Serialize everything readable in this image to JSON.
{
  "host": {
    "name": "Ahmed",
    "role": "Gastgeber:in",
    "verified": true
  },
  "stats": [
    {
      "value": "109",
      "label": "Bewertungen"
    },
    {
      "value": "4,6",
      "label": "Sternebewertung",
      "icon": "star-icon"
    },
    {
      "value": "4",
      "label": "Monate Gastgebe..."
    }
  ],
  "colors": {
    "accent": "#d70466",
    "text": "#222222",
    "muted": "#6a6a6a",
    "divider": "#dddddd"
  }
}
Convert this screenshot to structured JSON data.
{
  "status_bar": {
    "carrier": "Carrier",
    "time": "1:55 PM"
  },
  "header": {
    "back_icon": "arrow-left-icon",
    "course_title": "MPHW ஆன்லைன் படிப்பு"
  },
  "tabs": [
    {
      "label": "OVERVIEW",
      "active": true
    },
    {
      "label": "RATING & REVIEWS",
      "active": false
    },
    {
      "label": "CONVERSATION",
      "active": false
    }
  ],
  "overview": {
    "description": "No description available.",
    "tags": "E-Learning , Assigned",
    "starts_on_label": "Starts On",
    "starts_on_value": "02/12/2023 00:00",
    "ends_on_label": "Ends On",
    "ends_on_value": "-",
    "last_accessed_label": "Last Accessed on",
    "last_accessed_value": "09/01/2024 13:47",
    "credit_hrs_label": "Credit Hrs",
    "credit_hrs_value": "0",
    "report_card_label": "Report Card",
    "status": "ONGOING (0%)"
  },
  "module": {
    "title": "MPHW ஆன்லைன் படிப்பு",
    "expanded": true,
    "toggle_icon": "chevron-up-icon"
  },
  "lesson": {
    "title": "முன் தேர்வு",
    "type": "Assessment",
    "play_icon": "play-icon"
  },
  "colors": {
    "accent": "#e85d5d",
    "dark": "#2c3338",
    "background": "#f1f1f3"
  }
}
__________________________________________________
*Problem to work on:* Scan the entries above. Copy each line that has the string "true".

*Response for this exercise:*
    "verified": true
      "active": true
    "expanded": true,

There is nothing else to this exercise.